Intel has reported a problem between the Haswell processor, the next-generation microprocessor that uses 8-series cor-logic sets.
Intel says when a PC system with Core i-series Haswell inside wakes from S3 sleep mode, it experiences issues with devices connected through USB 3.0. Intel defines the issue only as a nuisance for end users, but who will be the real judge of that?
If you haven’t heard,DELL is looking to buy back it’s public shares and go private. Why you ask? Going private would allow them to make quick and swift changes with in the company to re-invent itself. Currently the never-ending demands of the stock holders and investors ties their hands in freedom to create as they wish.
DELL, so it is said, started a new code project call Ophelia. The project is turning a USB key into a portable desktop. The USB would have the ability to access online software tools and operating systems. The USB solution from Ophelia will still require a hardware setup (someone’s PC) so think of it as a USB stick high-jacking the processor, RAM, motherboard, video controller etc to run it’s own OS.
We’ve seen things like this from smaller, start-up companies, but DELL has the ability to really make this main stream. The rumor on target price is $50 US Dollars.
I for one believe the ability to high-jack another PCs hardware doesn’t warrant it enough to be more then a complimentary tool to one’s main PC. Now if DELL can high-jack the

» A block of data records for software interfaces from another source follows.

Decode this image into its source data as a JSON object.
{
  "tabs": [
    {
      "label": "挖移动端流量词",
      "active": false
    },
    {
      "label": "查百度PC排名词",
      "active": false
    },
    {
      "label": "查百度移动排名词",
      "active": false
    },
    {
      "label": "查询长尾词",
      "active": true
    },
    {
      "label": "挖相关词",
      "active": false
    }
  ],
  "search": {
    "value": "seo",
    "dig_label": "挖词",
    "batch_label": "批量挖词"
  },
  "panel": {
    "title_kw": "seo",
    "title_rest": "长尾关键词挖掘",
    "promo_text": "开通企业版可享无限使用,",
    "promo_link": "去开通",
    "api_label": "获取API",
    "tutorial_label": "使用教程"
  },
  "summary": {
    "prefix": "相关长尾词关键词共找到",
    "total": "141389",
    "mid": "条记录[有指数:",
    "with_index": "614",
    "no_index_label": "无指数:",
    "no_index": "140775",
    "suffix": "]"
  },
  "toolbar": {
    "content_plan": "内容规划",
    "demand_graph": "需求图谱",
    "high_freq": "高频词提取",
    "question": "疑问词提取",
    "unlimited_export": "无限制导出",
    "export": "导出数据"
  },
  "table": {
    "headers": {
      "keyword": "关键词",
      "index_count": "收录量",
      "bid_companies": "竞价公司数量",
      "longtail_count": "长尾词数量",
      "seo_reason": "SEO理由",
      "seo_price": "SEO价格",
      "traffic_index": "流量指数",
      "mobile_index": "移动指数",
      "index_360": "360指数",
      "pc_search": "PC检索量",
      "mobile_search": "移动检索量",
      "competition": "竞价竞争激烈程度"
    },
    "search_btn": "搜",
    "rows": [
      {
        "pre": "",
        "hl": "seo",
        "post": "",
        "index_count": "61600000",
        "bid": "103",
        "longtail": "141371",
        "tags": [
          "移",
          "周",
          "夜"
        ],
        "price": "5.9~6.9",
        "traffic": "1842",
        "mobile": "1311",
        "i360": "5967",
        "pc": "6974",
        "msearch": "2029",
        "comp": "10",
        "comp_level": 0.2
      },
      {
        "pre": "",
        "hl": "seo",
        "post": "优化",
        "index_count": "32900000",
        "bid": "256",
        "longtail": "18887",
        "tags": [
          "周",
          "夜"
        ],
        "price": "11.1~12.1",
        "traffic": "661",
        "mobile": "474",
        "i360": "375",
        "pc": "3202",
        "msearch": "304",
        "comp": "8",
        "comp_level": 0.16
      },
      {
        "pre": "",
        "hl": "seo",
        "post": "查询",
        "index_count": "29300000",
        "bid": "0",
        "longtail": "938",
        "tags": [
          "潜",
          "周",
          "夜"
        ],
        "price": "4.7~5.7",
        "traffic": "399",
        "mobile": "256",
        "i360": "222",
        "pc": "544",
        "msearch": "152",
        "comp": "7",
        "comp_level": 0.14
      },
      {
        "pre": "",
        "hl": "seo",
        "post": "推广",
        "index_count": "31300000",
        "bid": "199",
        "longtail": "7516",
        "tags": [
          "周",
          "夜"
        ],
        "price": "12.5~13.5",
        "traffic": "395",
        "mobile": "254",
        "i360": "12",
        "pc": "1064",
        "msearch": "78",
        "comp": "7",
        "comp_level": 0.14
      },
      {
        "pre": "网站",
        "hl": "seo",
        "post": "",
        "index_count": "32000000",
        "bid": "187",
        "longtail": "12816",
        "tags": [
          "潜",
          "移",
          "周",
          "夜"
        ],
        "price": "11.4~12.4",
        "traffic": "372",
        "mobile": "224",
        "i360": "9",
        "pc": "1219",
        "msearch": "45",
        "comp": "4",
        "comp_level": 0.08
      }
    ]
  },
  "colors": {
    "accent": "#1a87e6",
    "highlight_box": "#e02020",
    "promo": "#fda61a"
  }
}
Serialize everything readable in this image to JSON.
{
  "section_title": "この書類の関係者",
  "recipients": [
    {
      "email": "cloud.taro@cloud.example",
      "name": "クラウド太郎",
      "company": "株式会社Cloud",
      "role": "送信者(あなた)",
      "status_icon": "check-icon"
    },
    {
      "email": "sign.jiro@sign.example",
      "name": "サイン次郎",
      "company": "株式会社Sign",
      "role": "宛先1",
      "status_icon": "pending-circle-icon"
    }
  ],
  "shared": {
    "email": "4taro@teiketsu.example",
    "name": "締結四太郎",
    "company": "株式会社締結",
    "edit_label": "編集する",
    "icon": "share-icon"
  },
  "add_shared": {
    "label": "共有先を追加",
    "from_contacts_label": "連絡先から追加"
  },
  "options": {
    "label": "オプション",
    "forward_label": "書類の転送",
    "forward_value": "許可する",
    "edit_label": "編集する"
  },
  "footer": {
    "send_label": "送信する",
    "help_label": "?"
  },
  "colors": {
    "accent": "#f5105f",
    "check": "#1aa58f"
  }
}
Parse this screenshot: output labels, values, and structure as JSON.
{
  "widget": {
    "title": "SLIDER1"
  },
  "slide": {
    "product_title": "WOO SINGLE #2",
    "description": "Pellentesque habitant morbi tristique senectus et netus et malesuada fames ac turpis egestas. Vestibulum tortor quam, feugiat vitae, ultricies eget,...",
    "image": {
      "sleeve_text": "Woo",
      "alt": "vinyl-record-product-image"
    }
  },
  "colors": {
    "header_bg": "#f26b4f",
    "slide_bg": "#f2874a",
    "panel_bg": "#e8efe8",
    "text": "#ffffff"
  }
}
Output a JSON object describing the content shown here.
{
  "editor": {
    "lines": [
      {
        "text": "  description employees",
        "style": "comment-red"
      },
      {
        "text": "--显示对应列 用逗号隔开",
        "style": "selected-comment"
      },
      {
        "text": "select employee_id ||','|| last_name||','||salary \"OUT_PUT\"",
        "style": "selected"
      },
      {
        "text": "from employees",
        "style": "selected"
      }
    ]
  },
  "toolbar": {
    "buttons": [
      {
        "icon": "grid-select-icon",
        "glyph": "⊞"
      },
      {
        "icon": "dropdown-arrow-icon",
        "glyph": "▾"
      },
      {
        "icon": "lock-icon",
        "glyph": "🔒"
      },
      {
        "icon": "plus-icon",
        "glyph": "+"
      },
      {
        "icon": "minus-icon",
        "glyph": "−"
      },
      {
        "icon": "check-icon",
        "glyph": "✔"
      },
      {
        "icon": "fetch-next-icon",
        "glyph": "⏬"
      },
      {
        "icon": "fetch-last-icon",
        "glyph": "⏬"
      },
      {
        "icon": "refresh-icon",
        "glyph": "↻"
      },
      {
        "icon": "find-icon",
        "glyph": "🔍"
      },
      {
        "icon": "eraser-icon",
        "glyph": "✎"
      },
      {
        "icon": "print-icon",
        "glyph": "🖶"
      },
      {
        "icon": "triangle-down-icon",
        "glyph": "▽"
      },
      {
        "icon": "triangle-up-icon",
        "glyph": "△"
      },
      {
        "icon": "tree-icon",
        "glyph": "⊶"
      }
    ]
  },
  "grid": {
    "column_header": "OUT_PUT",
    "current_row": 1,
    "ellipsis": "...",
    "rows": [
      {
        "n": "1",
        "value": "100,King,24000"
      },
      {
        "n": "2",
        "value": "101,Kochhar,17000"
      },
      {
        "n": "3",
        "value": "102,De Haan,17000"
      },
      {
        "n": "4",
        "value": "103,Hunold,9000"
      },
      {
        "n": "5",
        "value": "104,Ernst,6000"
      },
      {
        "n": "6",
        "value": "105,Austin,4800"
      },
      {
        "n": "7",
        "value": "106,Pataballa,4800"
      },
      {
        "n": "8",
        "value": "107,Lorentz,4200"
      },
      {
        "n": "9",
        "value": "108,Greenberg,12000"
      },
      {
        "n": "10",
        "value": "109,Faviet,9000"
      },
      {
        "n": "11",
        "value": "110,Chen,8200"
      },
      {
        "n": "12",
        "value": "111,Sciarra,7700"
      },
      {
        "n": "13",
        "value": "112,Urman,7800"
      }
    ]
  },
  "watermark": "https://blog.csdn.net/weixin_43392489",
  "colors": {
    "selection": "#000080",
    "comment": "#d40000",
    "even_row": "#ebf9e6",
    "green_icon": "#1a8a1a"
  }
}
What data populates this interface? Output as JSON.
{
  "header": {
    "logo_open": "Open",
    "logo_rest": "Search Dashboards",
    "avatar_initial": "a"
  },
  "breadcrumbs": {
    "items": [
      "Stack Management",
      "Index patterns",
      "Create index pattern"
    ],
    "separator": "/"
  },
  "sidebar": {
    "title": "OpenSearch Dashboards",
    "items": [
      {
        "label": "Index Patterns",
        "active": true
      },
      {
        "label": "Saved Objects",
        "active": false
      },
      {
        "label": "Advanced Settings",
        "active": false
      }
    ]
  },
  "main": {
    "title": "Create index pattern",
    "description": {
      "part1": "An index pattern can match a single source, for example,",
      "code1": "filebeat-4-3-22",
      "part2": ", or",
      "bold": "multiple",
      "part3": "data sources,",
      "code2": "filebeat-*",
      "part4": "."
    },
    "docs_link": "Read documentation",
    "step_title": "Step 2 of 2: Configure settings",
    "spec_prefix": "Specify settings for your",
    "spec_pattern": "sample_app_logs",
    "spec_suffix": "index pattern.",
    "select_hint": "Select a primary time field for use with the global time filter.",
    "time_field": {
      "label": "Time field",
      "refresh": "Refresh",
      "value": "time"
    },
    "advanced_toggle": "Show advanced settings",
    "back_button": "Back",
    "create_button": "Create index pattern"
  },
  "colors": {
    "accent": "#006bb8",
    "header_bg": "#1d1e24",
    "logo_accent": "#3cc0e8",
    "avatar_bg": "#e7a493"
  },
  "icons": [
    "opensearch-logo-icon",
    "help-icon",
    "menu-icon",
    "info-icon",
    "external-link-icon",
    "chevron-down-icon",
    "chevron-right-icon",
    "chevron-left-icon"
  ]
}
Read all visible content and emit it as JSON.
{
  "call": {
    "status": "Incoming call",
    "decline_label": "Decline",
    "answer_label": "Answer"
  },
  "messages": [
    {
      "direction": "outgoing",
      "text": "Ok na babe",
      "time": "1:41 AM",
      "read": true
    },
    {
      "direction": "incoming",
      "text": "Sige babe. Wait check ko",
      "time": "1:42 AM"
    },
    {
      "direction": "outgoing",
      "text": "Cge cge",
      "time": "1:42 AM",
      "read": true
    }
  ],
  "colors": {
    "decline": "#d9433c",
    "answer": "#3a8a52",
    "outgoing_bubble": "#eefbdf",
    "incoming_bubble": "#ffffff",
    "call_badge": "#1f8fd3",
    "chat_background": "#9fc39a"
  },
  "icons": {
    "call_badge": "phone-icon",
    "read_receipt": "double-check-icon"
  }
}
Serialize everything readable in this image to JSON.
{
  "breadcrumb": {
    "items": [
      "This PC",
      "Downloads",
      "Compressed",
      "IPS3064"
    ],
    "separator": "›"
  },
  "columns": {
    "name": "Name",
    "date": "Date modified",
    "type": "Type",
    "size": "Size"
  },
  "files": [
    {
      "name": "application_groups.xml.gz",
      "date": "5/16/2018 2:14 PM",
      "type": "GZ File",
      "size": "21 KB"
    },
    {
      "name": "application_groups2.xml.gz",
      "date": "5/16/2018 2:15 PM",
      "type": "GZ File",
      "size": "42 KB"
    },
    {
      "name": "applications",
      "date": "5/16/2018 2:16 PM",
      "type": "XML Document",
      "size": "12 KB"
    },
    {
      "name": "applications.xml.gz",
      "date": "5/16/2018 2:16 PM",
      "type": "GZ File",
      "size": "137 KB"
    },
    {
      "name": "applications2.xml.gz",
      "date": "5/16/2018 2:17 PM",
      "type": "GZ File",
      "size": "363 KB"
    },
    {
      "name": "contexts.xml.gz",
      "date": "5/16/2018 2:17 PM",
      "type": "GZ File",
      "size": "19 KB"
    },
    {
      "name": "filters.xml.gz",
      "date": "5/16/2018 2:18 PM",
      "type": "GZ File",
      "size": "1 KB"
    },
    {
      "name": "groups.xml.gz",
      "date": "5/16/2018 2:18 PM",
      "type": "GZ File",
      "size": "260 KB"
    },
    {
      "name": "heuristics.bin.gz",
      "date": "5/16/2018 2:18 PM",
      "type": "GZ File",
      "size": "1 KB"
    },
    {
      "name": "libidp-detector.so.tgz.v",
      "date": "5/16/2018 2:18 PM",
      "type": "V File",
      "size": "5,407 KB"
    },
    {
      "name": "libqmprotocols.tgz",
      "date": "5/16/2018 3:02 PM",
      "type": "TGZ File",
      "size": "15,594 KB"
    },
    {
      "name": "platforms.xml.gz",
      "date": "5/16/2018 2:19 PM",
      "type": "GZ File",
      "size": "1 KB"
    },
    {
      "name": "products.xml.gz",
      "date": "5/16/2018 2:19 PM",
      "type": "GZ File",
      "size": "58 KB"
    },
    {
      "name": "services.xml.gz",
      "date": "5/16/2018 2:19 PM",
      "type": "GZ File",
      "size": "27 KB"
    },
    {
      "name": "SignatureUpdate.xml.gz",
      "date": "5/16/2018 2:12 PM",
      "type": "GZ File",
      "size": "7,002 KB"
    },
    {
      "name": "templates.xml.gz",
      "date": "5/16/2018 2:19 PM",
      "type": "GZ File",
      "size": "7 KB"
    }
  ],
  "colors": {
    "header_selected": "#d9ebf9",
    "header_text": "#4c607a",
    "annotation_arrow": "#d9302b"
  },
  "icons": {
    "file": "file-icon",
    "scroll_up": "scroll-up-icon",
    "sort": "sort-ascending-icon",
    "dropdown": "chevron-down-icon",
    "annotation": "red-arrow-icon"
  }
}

Scientists are trying to break the boundaries of Moore’s law by taking a phosphorus atom and create a working transistor as the gate to control electrical flow.
Moore’s law describes a long-term trend in the history of computer manufacturing whereby the number of transistors that can be placed in the same amount of space doubles approximately every two years.
Michelle Simmons, director of ARC Center for Quantum Computation and Communication Technology at the University of New South Wales, Australia, took an atom and etched it into a silicon bed with “gates” to control electrical flow and metallic contacts to apply voltage to start/stop current. It’s the first such device to be precisely positioned using
For several years we’ve seen many Linux guys post about bootable USB flash drives into portable operating systems like Ubuntu or simplified versions of the OS for children, like Strawberry from SugarLabs
via donated USB flash drives.
In the spirit of ultra portable operating systems – over the weekend – we learned of Raspberry Pi. The Raspberry is not only an operating system from a flash drive, but it includes the processor too! This means the Linux OS is not high jacking the hardware of the host computer, but rather using it’s own processing power to boot into Linux.
The developer, David Braben, are shooting for a target price of the Raspberry USB computer to be around $25. The above prototype isn’t pretty, but hey – what prototype is? David and his team started this project in the effort to bring ultra low cost computers to less fortunate kids who need and want computer access.
A long long time ago, the One Laptop per Child was a program to get $100 computers into the hands of kids who’d otherwise never get a computer.
To give you an idea of what this mini USB computer can do, here are the specifications of the prototype:
- 700MHz ARM11
- 128MB of SDRAM
- OpenGL ES 2.0
- 1080p30 H.264 high-profile decode
- Composite and HDMI video output
- USB 2.0
- SD/MMC/SDIO memory card slot
- General-purpose I/O
- Open software (Ubuntu, Iceweasel, KOffice, Python)
If you are looking for video to spoon feed you this information, check out the video after the jump:
Seems a bit odd that Intel releases their X79 spec to replace the X58 and include 14 USB ports for 2.0 standard, but nothing for 3.0.
Toshiba announces a slick new Netbook running Android OS and NVIDIA processor. It boots in about 1 second, yes, that’s right, 1 second…and is it just me, or does that case look like leather?
The AC100 has a full sized keyboard, 10.1 LED backlite screen and 512RAM [upgradeable to 1GB] with 8GB of storage. With the USB port and mini USB port storage should not be a problem as it’s virtually unlimited with USB hard drives and USB flash drives.
Toshiba claims that the machine is good for up to seven days on standby with mixed use and the machine weighs in at 870g and is 14mm thick at the thinnest point.
The AC100 will be released in the UK first with an undiscolsed price point, but can’t be more than $350. To find a bit more here is the Toshiba PDF.